[RECORDS SHOWN]
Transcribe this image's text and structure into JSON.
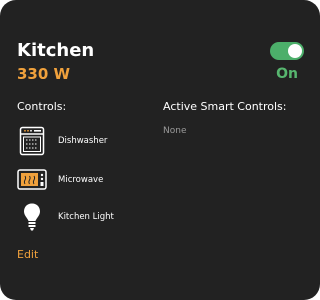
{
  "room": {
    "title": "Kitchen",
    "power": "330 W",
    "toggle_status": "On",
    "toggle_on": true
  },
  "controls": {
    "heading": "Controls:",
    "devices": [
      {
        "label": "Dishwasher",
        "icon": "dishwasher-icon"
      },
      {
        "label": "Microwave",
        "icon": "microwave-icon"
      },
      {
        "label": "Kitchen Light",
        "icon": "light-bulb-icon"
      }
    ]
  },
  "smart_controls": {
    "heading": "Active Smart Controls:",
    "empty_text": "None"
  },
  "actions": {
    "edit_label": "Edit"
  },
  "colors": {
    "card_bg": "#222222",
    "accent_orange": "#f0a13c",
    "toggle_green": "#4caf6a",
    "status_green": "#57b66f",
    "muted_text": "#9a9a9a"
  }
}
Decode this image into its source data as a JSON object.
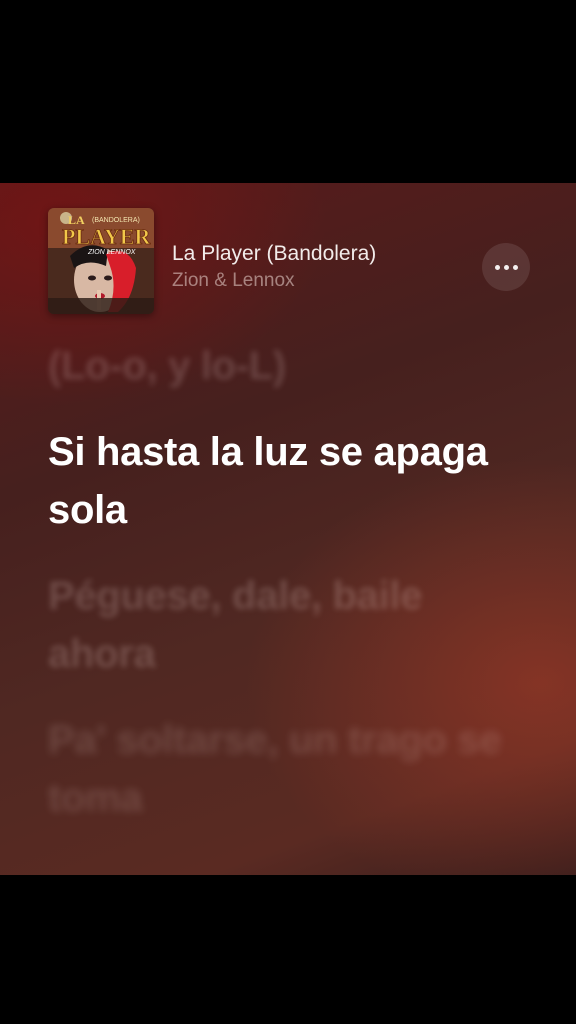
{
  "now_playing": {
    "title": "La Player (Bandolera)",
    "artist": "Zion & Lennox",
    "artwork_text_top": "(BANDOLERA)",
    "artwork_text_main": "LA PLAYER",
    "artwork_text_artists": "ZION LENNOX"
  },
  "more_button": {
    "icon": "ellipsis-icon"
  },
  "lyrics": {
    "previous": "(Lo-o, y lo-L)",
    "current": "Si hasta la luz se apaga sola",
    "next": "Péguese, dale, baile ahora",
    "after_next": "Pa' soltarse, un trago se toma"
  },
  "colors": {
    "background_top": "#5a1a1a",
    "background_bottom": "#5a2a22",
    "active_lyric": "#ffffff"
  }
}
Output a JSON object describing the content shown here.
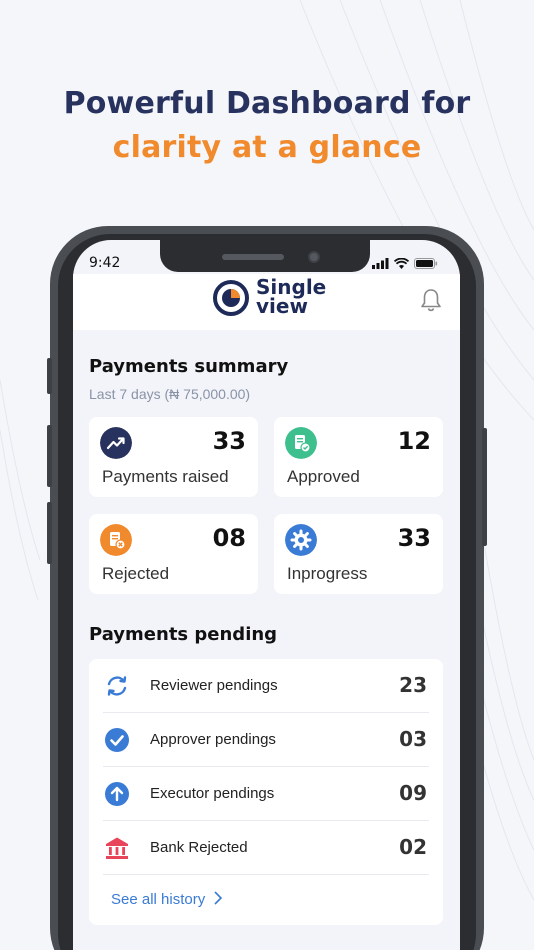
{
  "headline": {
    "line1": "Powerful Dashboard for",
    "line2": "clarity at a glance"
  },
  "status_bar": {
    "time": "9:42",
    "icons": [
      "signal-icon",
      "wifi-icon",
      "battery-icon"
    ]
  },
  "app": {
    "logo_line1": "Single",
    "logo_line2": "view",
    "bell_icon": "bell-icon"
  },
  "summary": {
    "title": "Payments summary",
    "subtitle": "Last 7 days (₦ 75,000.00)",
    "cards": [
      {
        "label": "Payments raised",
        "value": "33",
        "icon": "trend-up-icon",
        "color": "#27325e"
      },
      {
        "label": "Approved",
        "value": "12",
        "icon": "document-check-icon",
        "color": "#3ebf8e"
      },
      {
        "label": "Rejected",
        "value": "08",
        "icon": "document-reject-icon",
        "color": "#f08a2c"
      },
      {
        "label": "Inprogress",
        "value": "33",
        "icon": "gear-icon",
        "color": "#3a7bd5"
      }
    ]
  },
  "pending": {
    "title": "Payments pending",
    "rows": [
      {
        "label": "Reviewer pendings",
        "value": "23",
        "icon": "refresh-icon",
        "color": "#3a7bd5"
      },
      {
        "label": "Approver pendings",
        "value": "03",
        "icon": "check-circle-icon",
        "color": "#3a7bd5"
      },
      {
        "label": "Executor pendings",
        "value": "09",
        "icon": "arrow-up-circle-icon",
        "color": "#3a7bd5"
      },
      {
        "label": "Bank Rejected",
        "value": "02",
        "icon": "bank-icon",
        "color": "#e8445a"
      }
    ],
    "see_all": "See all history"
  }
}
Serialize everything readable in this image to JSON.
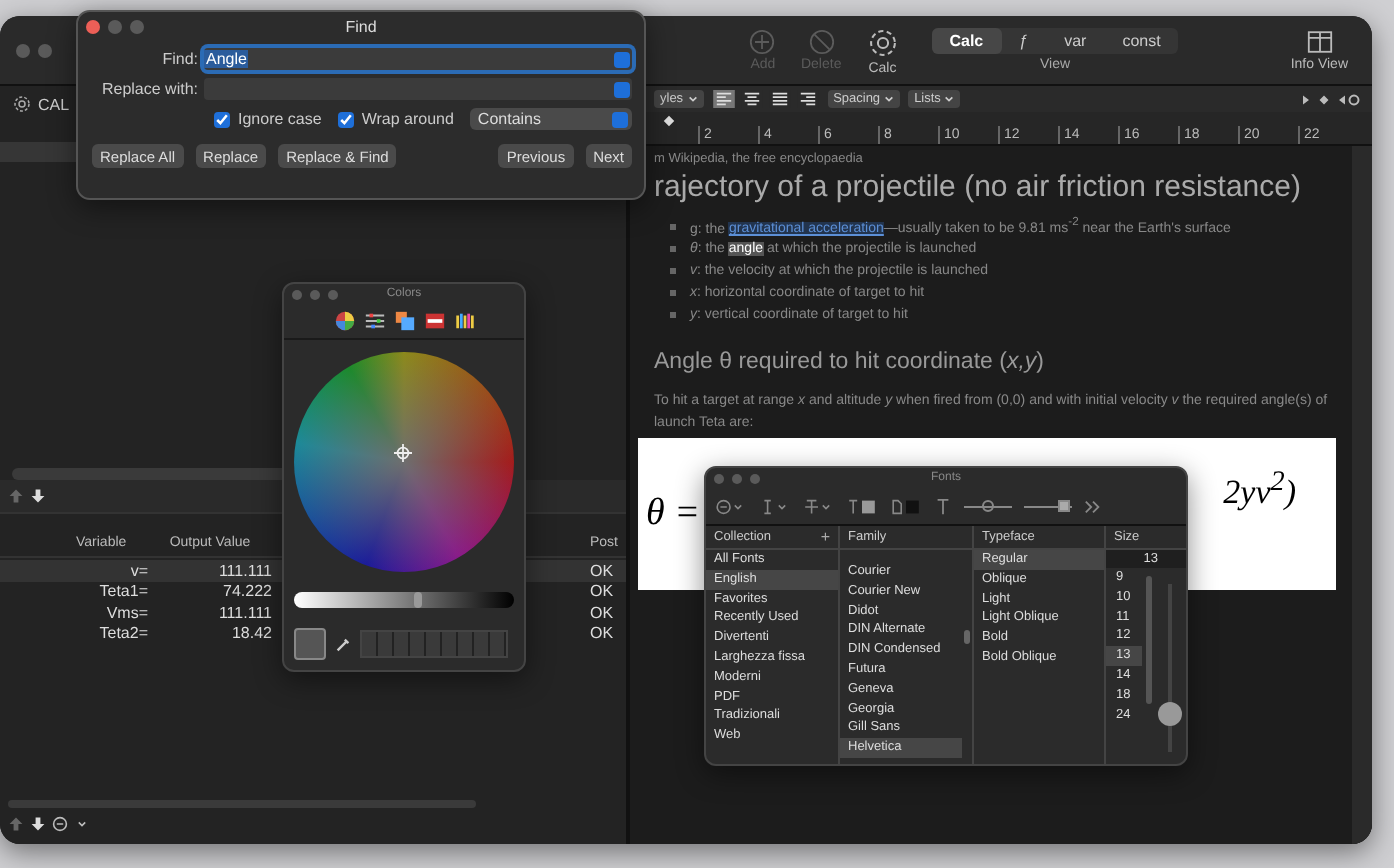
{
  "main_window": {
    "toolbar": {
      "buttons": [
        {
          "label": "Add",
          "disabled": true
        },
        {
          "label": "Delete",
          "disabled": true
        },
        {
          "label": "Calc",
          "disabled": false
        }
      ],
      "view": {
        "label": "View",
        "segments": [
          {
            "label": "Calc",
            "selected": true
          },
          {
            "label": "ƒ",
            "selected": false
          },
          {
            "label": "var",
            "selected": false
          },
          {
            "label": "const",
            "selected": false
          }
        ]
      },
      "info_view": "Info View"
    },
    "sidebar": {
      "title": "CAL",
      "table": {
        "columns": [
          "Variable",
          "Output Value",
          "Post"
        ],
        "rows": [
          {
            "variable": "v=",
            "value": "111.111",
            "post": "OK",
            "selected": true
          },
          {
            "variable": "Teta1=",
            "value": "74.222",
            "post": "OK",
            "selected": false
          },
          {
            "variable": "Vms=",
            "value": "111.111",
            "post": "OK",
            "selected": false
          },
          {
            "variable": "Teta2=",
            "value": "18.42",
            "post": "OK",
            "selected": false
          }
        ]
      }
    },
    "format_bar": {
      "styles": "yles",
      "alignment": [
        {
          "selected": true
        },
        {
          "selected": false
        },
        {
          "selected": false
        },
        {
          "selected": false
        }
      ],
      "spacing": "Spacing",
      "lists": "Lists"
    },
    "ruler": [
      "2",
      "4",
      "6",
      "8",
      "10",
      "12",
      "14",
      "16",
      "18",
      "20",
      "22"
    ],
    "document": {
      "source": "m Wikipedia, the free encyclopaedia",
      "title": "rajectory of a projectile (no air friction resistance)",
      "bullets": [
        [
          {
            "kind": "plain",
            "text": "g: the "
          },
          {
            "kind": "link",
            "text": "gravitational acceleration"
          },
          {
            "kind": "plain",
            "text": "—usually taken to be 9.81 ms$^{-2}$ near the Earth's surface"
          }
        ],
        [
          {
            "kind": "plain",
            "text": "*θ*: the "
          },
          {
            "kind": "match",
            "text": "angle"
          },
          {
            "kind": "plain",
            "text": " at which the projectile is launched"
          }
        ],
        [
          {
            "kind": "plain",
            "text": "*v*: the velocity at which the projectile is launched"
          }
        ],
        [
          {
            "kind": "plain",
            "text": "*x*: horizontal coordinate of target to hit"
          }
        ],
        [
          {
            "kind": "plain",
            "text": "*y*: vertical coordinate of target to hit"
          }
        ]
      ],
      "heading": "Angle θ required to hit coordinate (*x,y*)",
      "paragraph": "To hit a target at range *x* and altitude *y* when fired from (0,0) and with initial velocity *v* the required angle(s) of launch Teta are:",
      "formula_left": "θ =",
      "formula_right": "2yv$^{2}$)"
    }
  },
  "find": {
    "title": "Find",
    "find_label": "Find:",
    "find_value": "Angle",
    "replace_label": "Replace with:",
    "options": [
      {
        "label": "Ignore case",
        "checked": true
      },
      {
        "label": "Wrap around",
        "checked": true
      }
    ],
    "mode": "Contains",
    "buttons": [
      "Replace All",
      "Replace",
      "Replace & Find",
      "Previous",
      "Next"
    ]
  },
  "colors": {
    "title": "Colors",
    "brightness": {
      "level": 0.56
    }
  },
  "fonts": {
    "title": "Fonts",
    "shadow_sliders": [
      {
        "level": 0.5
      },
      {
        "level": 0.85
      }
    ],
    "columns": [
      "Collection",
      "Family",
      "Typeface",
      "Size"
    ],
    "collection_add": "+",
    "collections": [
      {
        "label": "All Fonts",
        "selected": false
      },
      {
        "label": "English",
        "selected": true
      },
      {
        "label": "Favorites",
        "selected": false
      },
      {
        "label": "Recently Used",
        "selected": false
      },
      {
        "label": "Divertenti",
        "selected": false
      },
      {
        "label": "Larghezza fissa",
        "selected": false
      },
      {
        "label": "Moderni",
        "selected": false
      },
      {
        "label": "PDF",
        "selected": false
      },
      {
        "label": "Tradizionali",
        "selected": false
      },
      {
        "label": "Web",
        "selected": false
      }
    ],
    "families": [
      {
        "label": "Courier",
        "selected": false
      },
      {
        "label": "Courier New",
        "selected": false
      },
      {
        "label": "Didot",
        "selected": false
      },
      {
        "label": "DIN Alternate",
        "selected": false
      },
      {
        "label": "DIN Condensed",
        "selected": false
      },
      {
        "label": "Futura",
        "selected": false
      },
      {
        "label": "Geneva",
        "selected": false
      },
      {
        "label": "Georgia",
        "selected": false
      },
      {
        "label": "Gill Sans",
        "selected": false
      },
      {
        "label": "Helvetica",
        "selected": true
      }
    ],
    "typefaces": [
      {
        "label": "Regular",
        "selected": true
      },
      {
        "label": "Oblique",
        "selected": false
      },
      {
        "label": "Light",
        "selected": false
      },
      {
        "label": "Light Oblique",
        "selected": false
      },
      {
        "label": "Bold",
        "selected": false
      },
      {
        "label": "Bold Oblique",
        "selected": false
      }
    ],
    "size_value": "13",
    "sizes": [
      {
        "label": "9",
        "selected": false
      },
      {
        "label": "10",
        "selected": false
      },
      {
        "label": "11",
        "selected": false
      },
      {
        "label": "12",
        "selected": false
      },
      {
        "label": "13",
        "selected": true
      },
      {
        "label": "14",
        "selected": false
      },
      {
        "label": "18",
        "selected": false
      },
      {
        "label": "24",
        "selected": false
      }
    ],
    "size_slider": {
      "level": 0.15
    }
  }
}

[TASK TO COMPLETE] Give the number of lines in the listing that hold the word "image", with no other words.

[EXERCISE SOLUTION] 3